Yeah, I prefer assembly for PICs. It's all I know frankly, and it suits me fine for smaller microcontroller projects. I kind of like knowing what the processor is doing in microscopic detail.

I do see the benefits of an encoder, and I have some sitting around that I've intended to use on projects but just haven't ever gotten around to it. I may do a second version of this project that uses an encoder instead.

I would also have liked to add an LCD for frequency and on time readout like you have, but I built this stobe project using a custom general purpose PCB that was only laid out for an 8 pin PIC processor.
I built my controller using a PIC-MT-USB (http://www.olimex.com/dev/pic-mt-usb.html) made by Olimex with a PIC18F874 . I selected it for the number of IO pins available and the LCD display. I never used the USB port.

All I added was a 15V 5A power supply, a 5V regulator to power the board from the 15V supply, power FET switch to switch current pulses into the LED, and the encoder. The 5A supply charged a capacitor that rapidly discharged through the LED to get 15A pulses.

One nice thing about encoders is there is no mechanical stop- you can just keep spinning and spinning the thing eliminating the need for range switching. You can make the increment/decrement function speed-sensitive so that you get fine control for slow rotation and quick jumps for fast rotation.
X-mind3 years ago
This is the ultimate DIY slow-motion capture equipment :)
jabbawokie3 years ago
Nice iv been wanting to make 1 of these for ages but alot of the circuit diagrams i could find wer rather complex i dont know why i never thought about using a microcontroller!! good stuff mate :)
There are other 556 versions that blink so rapidly that it is hard to see.
Eurober3 years ago

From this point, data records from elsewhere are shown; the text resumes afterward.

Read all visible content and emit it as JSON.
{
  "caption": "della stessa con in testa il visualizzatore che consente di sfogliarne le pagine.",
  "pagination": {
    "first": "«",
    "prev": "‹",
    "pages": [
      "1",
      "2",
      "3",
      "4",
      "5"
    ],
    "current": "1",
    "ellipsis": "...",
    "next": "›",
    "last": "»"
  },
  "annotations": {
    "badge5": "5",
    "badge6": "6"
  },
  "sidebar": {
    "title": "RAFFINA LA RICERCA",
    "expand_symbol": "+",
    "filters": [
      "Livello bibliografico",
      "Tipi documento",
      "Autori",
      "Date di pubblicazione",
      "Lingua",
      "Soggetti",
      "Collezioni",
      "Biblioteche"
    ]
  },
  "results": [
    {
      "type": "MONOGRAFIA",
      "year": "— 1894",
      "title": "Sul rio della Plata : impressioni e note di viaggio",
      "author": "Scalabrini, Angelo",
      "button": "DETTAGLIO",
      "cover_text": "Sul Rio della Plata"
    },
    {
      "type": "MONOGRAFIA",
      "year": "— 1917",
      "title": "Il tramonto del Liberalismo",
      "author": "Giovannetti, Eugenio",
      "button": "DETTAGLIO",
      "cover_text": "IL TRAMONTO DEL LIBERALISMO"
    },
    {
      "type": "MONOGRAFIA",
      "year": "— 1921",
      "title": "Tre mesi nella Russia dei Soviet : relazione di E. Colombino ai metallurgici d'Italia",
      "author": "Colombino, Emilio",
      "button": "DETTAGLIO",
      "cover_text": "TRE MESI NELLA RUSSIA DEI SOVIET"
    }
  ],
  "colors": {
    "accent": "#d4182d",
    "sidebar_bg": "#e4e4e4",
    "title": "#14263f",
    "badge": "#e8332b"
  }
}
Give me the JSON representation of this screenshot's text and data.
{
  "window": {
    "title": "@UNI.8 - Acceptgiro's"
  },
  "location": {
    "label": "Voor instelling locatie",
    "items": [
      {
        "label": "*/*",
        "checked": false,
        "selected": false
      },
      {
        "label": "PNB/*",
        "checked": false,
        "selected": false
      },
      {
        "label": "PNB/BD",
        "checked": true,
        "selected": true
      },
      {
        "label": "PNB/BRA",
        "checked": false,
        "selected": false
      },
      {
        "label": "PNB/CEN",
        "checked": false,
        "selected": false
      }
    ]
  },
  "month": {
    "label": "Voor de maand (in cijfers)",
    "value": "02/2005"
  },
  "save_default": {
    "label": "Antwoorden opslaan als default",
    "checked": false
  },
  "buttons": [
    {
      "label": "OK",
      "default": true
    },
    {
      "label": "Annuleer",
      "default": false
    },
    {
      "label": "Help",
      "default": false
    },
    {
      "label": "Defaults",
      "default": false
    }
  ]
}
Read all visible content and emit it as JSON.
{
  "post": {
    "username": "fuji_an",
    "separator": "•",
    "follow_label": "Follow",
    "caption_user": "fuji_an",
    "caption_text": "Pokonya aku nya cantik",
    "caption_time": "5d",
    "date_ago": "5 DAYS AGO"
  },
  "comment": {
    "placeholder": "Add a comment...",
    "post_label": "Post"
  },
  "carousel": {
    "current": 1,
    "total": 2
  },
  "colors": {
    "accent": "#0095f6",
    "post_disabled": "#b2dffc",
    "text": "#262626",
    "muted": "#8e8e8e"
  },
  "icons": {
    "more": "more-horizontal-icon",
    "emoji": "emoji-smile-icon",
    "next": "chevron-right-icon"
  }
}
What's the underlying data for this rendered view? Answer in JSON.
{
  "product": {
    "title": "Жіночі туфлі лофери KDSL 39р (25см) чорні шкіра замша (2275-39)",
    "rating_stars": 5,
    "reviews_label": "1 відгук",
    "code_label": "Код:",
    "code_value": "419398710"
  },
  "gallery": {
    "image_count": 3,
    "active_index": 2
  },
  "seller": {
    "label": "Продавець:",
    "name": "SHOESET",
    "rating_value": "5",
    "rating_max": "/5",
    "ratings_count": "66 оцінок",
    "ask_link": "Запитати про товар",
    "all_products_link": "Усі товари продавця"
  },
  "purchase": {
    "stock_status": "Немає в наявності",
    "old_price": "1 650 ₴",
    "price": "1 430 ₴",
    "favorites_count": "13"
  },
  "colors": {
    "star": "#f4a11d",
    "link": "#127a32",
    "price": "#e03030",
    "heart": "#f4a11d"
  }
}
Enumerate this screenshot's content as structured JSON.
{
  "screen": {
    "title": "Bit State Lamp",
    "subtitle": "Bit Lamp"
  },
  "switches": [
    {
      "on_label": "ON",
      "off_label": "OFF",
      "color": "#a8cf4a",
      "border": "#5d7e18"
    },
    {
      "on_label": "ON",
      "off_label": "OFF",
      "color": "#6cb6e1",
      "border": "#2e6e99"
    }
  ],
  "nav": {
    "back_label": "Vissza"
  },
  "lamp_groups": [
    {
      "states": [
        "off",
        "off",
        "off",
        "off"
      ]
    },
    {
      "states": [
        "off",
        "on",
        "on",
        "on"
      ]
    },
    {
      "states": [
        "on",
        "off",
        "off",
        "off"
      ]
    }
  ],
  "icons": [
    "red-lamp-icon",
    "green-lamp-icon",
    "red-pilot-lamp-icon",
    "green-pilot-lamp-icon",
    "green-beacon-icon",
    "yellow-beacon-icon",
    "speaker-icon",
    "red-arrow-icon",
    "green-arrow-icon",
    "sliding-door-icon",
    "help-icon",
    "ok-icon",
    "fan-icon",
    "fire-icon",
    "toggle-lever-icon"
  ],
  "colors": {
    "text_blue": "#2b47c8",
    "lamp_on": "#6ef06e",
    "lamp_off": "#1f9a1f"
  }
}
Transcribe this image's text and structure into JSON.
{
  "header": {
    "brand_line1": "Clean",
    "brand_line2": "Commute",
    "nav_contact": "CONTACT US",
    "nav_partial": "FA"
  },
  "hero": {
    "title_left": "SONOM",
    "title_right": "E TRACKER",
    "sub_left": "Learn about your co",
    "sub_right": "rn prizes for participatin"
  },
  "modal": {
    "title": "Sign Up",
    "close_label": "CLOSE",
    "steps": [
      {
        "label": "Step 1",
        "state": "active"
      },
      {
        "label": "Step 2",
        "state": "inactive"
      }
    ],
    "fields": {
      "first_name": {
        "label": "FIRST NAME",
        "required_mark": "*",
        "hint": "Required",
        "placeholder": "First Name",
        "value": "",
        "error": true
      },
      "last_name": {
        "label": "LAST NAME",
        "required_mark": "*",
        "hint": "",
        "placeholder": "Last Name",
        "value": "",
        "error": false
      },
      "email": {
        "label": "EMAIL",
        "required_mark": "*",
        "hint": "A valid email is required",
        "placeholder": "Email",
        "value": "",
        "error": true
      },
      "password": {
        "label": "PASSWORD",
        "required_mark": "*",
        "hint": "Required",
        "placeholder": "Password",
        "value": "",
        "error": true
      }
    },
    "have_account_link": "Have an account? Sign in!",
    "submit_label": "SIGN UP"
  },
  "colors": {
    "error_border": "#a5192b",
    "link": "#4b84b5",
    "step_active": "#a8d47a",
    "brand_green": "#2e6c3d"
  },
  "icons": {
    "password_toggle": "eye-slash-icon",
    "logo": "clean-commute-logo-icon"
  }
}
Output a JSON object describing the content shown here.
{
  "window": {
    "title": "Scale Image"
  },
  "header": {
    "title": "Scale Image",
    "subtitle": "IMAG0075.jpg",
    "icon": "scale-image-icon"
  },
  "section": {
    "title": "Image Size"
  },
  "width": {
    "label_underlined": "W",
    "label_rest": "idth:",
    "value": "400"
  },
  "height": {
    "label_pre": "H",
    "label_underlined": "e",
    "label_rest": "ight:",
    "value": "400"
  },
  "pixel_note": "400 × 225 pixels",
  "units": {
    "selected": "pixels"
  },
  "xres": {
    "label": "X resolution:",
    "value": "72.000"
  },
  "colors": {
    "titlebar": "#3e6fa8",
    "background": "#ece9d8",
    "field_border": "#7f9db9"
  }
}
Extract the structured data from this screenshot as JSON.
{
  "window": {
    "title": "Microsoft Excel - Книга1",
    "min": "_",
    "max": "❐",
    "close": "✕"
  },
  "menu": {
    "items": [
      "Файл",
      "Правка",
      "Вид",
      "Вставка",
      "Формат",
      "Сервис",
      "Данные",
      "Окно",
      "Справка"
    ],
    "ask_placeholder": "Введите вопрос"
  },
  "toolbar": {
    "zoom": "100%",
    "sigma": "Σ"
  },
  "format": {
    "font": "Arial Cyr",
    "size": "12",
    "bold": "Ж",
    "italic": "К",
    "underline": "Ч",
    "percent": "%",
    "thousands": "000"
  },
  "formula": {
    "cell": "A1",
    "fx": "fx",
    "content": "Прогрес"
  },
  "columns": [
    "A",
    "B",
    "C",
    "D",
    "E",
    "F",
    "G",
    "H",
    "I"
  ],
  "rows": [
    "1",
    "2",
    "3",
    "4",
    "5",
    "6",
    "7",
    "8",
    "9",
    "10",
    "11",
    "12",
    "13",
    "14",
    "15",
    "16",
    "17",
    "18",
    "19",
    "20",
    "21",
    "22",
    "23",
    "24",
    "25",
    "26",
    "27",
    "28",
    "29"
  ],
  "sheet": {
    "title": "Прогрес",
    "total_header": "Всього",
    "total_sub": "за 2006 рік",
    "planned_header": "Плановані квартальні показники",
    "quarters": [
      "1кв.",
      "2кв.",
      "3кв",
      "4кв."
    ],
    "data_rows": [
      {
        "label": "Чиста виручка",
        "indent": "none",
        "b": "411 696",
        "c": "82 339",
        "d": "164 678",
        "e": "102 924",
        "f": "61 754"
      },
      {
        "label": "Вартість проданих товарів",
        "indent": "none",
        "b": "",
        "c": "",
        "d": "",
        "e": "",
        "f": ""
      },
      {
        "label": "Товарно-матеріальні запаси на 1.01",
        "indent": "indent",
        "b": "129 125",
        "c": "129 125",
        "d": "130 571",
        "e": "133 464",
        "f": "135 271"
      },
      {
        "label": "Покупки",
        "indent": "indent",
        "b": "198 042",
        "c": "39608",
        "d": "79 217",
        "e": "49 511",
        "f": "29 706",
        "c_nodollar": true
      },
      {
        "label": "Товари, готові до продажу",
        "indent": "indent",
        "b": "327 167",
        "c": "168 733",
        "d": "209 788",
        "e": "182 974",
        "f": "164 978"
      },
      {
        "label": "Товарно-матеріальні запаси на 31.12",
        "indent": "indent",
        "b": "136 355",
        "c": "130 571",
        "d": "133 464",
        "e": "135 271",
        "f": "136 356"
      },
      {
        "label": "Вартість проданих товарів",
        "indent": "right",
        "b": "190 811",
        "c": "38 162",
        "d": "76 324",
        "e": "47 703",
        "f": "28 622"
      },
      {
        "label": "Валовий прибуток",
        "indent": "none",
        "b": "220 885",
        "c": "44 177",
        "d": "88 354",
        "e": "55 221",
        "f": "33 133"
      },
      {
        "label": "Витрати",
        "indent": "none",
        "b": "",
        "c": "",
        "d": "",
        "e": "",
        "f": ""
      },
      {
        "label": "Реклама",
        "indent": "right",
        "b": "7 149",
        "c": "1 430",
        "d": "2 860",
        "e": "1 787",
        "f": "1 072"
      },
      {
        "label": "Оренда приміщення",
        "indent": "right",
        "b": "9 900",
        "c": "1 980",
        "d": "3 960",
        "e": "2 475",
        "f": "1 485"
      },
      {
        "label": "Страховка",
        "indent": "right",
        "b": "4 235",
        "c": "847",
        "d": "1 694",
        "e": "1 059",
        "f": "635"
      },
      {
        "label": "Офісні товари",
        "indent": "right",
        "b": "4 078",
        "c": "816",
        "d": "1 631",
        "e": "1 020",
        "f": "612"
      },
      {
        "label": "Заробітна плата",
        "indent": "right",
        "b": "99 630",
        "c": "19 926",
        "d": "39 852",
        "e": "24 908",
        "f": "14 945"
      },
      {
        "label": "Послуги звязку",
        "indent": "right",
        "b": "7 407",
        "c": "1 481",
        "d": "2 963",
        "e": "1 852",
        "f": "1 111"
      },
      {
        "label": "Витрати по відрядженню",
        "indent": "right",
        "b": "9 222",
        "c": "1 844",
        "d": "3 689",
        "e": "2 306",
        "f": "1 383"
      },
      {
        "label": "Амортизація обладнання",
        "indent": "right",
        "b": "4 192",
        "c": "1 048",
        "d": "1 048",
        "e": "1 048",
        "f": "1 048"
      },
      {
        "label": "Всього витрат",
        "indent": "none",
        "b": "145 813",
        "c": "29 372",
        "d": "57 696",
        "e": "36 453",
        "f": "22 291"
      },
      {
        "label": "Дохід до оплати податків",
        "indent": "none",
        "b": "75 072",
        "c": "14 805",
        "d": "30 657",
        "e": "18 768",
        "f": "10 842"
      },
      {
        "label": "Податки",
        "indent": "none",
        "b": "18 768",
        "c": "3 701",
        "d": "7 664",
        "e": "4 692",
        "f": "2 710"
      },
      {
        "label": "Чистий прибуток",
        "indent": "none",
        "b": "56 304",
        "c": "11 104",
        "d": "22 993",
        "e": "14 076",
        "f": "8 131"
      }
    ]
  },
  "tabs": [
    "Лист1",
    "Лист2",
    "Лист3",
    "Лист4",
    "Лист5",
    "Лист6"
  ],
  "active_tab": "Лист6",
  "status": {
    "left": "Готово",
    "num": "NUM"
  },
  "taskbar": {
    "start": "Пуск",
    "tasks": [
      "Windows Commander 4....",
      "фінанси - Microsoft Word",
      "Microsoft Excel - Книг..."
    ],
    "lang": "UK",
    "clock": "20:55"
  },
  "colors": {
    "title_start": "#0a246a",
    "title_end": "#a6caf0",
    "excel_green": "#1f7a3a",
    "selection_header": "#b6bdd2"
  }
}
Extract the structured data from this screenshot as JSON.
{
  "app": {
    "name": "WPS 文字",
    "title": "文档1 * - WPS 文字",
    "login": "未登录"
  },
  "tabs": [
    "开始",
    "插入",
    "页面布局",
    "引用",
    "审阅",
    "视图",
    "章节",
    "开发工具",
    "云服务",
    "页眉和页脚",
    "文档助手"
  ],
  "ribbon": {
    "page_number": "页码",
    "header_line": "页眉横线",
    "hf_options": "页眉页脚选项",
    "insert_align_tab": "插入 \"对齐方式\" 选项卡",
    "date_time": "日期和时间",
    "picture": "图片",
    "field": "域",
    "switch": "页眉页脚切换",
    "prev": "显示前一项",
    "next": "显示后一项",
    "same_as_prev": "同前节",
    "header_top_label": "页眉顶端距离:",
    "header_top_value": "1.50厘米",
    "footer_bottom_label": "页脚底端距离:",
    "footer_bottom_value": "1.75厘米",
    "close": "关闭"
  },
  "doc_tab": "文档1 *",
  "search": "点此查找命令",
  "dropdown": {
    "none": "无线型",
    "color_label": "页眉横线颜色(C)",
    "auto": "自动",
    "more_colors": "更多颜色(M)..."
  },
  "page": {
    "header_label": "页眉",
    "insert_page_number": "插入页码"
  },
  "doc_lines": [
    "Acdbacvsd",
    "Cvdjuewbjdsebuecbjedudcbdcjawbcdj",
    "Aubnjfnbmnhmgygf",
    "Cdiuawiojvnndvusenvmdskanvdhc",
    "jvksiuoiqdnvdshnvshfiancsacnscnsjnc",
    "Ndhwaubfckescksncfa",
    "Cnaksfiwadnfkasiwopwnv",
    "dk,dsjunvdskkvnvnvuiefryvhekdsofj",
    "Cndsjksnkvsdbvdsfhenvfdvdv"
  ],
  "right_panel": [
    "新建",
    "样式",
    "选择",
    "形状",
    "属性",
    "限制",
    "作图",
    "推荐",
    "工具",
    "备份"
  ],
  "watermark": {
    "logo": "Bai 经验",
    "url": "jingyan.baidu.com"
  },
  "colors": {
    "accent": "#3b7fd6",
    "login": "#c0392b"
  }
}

A well-done project. For people that do not want to use a microprocessor-based solution, the 555 timer could be implemented to perform the main function. In spite of the lower accuracy (could be improved by careful calibration) the circuit would be simpler and easy to put together.